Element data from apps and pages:
____
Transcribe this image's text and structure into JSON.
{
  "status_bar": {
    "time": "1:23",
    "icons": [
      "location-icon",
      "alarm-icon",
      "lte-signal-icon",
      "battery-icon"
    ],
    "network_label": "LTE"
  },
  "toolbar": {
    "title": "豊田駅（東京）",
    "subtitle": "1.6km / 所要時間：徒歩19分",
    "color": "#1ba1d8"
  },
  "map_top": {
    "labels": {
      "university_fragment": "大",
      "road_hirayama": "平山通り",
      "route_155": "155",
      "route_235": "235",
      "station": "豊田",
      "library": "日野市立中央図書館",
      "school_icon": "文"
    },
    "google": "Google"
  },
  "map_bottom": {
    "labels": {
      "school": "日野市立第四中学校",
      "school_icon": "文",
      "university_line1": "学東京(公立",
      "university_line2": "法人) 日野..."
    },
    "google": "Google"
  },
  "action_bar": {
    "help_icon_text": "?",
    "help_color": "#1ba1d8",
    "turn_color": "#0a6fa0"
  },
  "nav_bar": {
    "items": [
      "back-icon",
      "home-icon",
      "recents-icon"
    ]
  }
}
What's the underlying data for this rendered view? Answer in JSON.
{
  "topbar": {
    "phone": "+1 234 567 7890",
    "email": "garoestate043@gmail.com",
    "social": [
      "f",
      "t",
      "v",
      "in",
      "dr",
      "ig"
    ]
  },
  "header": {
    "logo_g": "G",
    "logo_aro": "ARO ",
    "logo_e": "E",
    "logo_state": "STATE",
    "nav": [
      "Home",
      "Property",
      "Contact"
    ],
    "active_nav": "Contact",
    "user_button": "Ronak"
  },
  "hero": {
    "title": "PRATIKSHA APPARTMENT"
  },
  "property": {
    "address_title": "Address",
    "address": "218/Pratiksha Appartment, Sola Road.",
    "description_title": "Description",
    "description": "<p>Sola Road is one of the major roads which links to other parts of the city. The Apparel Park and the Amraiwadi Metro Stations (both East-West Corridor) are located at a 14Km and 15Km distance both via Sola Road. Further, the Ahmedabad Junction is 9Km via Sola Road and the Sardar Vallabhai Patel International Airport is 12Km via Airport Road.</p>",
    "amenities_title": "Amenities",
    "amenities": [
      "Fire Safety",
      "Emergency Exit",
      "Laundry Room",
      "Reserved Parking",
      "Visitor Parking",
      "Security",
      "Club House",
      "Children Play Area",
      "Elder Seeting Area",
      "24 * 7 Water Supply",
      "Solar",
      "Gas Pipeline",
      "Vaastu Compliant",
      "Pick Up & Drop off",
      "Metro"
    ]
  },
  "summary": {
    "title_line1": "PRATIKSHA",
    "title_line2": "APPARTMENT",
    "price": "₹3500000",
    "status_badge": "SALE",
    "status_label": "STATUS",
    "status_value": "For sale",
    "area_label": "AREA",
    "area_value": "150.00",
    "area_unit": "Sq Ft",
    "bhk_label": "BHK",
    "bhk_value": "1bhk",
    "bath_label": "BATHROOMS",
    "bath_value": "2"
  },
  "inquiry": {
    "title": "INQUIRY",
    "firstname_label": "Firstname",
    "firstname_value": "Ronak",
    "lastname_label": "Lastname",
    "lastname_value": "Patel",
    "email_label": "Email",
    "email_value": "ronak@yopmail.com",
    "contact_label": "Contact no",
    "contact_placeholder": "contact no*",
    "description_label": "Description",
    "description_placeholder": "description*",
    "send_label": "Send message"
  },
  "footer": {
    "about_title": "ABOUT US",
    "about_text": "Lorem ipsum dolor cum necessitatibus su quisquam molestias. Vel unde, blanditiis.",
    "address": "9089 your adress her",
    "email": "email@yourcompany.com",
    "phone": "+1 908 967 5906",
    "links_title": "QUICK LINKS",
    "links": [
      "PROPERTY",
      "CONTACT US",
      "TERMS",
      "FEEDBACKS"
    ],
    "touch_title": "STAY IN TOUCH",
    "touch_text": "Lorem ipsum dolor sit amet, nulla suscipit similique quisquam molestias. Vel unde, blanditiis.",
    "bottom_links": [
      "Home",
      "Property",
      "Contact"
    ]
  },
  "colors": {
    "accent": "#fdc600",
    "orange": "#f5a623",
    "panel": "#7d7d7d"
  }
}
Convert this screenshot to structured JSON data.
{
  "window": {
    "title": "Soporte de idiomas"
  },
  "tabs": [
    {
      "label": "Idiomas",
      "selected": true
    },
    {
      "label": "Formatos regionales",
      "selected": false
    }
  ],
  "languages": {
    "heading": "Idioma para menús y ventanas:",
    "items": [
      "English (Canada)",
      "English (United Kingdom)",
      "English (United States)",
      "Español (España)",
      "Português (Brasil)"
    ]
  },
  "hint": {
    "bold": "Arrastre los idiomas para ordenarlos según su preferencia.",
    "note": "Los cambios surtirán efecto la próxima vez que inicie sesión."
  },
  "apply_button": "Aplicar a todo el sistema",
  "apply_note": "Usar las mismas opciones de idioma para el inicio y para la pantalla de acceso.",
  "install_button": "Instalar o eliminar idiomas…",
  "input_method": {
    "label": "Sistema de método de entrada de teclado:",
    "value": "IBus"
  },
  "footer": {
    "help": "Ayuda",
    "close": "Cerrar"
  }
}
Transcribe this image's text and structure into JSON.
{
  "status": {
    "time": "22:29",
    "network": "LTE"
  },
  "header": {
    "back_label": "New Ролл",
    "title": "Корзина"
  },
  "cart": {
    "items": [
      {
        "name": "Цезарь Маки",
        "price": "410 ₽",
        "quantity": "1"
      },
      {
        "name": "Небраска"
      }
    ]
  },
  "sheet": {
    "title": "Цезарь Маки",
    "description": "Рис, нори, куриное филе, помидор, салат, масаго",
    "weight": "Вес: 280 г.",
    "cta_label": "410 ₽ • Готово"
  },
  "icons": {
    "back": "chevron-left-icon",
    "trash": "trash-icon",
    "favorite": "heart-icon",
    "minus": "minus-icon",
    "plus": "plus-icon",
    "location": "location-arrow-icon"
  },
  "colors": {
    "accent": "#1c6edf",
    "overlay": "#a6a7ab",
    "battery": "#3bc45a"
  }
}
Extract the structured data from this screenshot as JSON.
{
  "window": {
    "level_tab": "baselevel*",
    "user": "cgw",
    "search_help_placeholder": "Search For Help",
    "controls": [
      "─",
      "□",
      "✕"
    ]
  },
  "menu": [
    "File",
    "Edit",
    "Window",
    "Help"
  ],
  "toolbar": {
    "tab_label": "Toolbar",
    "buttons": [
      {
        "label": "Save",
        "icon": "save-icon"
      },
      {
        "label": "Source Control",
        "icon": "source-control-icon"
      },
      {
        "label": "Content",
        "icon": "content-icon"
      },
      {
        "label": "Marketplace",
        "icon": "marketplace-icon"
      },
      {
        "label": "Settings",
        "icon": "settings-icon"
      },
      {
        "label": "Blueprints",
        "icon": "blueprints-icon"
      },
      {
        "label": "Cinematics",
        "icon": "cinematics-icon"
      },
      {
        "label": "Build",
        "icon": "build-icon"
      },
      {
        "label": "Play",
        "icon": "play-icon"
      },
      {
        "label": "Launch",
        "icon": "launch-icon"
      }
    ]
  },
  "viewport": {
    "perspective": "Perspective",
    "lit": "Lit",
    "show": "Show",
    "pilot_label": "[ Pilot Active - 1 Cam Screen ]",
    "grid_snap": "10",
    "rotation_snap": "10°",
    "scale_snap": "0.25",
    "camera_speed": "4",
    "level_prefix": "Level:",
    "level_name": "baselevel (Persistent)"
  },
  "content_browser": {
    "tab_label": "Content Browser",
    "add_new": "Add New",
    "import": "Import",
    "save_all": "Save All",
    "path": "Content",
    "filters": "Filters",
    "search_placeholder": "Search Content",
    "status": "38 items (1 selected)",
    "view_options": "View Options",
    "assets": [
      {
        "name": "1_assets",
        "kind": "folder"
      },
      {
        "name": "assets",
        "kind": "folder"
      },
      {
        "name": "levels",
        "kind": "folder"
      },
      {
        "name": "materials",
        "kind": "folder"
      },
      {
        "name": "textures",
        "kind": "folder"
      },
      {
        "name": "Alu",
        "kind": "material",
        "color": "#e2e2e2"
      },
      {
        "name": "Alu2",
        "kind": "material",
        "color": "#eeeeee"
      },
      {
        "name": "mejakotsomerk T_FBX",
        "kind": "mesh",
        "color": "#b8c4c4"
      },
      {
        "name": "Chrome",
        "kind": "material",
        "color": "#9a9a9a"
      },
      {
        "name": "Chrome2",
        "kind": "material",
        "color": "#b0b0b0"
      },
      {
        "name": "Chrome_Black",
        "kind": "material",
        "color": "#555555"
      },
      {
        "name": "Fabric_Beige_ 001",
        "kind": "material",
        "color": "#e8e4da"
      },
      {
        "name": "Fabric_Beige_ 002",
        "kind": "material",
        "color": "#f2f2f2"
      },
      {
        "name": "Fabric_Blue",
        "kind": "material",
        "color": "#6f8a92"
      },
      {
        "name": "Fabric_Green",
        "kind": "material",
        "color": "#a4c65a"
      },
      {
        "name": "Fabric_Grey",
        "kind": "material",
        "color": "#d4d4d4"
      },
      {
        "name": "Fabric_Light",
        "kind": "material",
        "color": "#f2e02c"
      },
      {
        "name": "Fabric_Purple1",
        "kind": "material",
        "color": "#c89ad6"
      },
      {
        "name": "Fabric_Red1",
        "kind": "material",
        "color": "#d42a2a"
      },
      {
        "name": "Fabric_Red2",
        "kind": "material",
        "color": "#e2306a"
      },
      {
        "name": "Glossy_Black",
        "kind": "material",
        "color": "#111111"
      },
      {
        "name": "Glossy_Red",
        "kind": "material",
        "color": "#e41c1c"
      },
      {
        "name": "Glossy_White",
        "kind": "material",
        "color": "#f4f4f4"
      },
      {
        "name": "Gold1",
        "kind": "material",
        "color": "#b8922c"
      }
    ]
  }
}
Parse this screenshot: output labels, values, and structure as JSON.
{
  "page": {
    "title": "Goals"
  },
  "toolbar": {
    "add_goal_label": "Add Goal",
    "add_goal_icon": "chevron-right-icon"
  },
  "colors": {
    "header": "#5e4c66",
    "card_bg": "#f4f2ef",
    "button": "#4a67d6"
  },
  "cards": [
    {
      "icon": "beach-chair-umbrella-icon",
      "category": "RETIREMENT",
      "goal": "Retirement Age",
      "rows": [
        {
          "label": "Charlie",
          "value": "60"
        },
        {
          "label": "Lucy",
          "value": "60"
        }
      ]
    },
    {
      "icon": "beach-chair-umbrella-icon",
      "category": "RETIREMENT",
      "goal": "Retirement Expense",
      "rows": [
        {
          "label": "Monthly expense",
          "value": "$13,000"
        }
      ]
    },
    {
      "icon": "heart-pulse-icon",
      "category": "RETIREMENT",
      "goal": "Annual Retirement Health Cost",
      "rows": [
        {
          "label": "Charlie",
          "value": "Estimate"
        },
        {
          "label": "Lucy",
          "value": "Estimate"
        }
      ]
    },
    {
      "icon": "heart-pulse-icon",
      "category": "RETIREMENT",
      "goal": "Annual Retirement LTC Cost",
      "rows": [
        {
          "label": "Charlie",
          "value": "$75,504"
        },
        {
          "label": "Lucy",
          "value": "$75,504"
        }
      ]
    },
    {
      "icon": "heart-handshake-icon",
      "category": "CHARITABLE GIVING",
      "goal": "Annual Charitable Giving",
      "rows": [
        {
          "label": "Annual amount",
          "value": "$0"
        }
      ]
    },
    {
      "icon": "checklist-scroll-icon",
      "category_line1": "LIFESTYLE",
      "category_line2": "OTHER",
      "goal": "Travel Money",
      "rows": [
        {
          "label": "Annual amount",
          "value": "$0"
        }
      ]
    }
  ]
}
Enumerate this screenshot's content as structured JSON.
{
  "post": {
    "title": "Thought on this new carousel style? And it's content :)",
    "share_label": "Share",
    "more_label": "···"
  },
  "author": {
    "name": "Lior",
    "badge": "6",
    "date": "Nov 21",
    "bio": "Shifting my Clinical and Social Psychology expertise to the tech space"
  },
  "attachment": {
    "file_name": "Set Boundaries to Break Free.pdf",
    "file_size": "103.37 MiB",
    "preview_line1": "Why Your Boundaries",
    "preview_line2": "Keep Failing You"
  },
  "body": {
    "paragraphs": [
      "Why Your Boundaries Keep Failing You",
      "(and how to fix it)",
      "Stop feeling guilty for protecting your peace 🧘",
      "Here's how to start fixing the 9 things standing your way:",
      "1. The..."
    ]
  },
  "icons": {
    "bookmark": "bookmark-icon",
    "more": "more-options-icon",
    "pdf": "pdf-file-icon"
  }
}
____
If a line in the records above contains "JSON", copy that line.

=== Task output ===
Transcribe this image's text and structure into JSON.
What's the underlying data for this rendered view? Answer in JSON.
Convert this screenshot to structured JSON data.
Transcribe this image's text and structure into JSON.
Extract the structured data from this screenshot as JSON.
Parse this screenshot: output labels, values, and structure as JSON.
Enumerate this screenshot's content as structured JSON.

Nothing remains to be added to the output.